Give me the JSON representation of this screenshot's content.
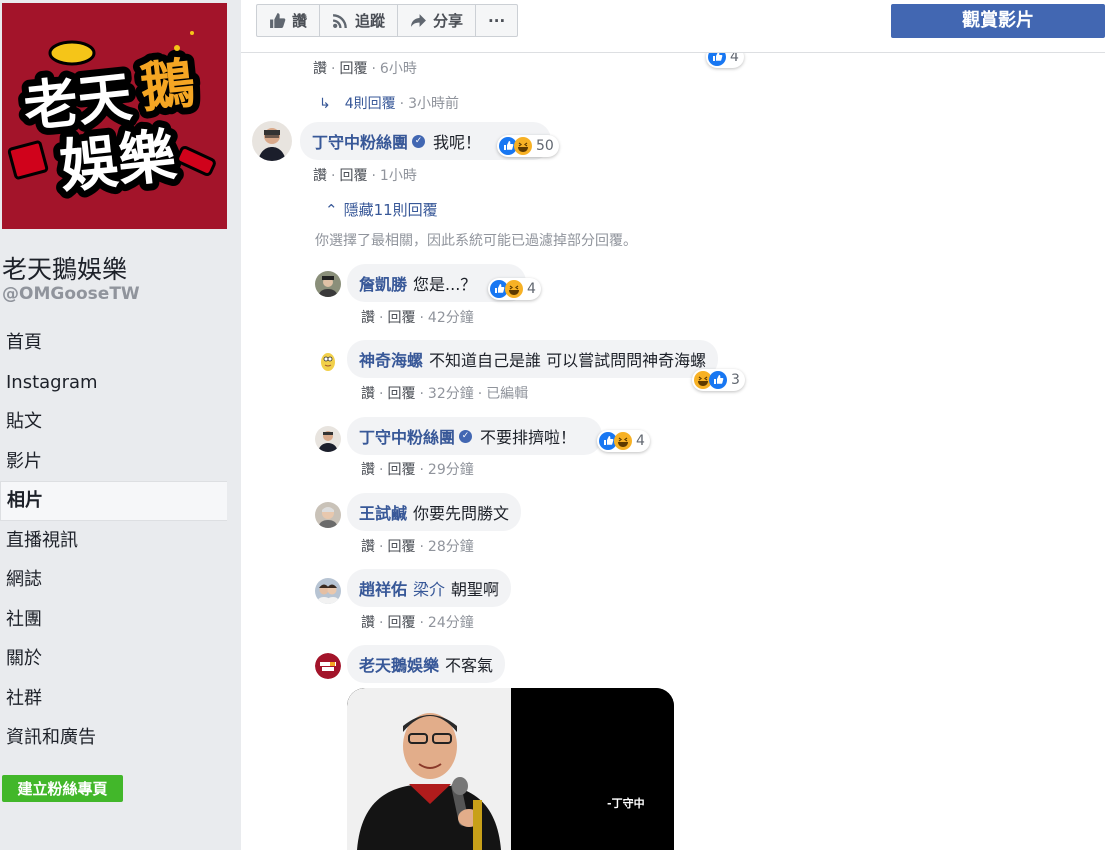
{
  "page": {
    "name": "老天鵝娛樂",
    "handle": "@OMGooseTW",
    "logo_line1": "老天鵝",
    "logo_line2": "娛樂"
  },
  "nav": {
    "items": [
      "首頁",
      "Instagram",
      "貼文",
      "影片",
      "相片",
      "直播視訊",
      "網誌",
      "社團",
      "關於",
      "社群",
      "資訊和廣告"
    ],
    "active": "相片"
  },
  "create_page_button": "建立粉絲專頁",
  "toolbar": {
    "like": "讚",
    "follow": "追蹤",
    "share": "分享",
    "more": "···",
    "watch_video": "觀賞影片"
  },
  "actions": {
    "like": "讚",
    "reply": "回覆",
    "edited": "已編輯"
  },
  "top_partial": {
    "time": "6小時",
    "reaction_count": "4"
  },
  "replies_link": {
    "label": "4則回覆",
    "time": "3小時前"
  },
  "main_comment": {
    "author": "丁守中粉絲團",
    "text": "我呢！",
    "reaction_count": "50",
    "time": "1小時"
  },
  "hide_replies": "隱藏11則回覆",
  "filter_notice": "你選擇了最相關，因此系統可能已過濾掉部分回覆。",
  "replies": [
    {
      "author": "詹凱勝",
      "text": "您是...？",
      "reaction_count": "4",
      "time": "42分鐘"
    },
    {
      "author": "神奇海螺",
      "text": "不知道自己是誰 可以嘗試問問神奇海螺",
      "reaction_count": "3",
      "time": "32分鐘"
    },
    {
      "author": "丁守中粉絲團",
      "text": "不要排擠啦！",
      "reaction_count": "4",
      "time": "29分鐘"
    },
    {
      "author": "王試鹹",
      "text": "你要先問勝文",
      "time": "28分鐘"
    },
    {
      "author": "趙祥佑",
      "mention": "梁介",
      "text": "朝聖啊",
      "time": "24分鐘"
    },
    {
      "author": "老天鵝娛樂",
      "text": "不客氣"
    }
  ],
  "image_caption": "-丁守中",
  "colors": {
    "facebook_blue": "#4267b2",
    "link_blue": "#385898",
    "green": "#42b72a",
    "logo_red": "#a3142a",
    "logo_orange": "#f5a623"
  }
}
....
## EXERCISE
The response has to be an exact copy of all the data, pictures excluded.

## ANSWER SPACE
Give me the JSON representation of this screenshot's content.
{
  "page": {
    "name": "老天鵝娛樂",
    "handle": "@OMGooseTW",
    "logo_line1": "老天鵝",
    "logo_line2": "娛樂"
  },
  "nav": {
    "items": [
      "首頁",
      "Instagram",
      "貼文",
      "影片",
      "相片",
      "直播視訊",
      "網誌",
      "社團",
      "關於",
      "社群",
      "資訊和廣告"
    ],
    "active": "相片"
  },
  "create_page_button": "建立粉絲專頁",
  "toolbar": {
    "like": "讚",
    "follow": "追蹤",
    "share": "分享",
    "more": "···",
    "watch_video": "觀賞影片"
  },
  "actions": {
    "like": "讚",
    "reply": "回覆",
    "edited": "已編輯"
  },
  "top_partial": {
    "time": "6小時",
    "reaction_count": "4"
  },
  "replies_link": {
    "label": "4則回覆",
    "time": "3小時前"
  },
  "main_comment": {
    "author": "丁守中粉絲團",
    "text": "我呢！",
    "reaction_count": "50",
    "time": "1小時"
  },
  "hide_replies": "隱藏11則回覆",
  "filter_notice": "你選擇了最相關，因此系統可能已過濾掉部分回覆。",
  "replies": [
    {
      "author": "詹凱勝",
      "text": "您是...？",
      "reaction_count": "4",
      "time": "42分鐘"
    },
    {
      "author": "神奇海螺",
      "text": "不知道自己是誰 可以嘗試問問神奇海螺",
      "reaction_count": "3",
      "time": "32分鐘"
    },
    {
      "author": "丁守中粉絲團",
      "text": "不要排擠啦！",
      "reaction_count": "4",
      "time": "29分鐘"
    },
    {
      "author": "王試鹹",
      "text": "你要先問勝文",
      "time": "28分鐘"
    },
    {
      "author": "趙祥佑",
      "mention": "梁介",
      "text": "朝聖啊",
      "time": "24分鐘"
    },
    {
      "author": "老天鵝娛樂",
      "text": "不客氣"
    }
  ],
  "image_caption": "-丁守中",
  "colors": {
    "facebook_blue": "#4267b2",
    "link_blue": "#385898",
    "green": "#42b72a",
    "logo_red": "#a3142a",
    "logo_orange": "#f5a623"
  }
}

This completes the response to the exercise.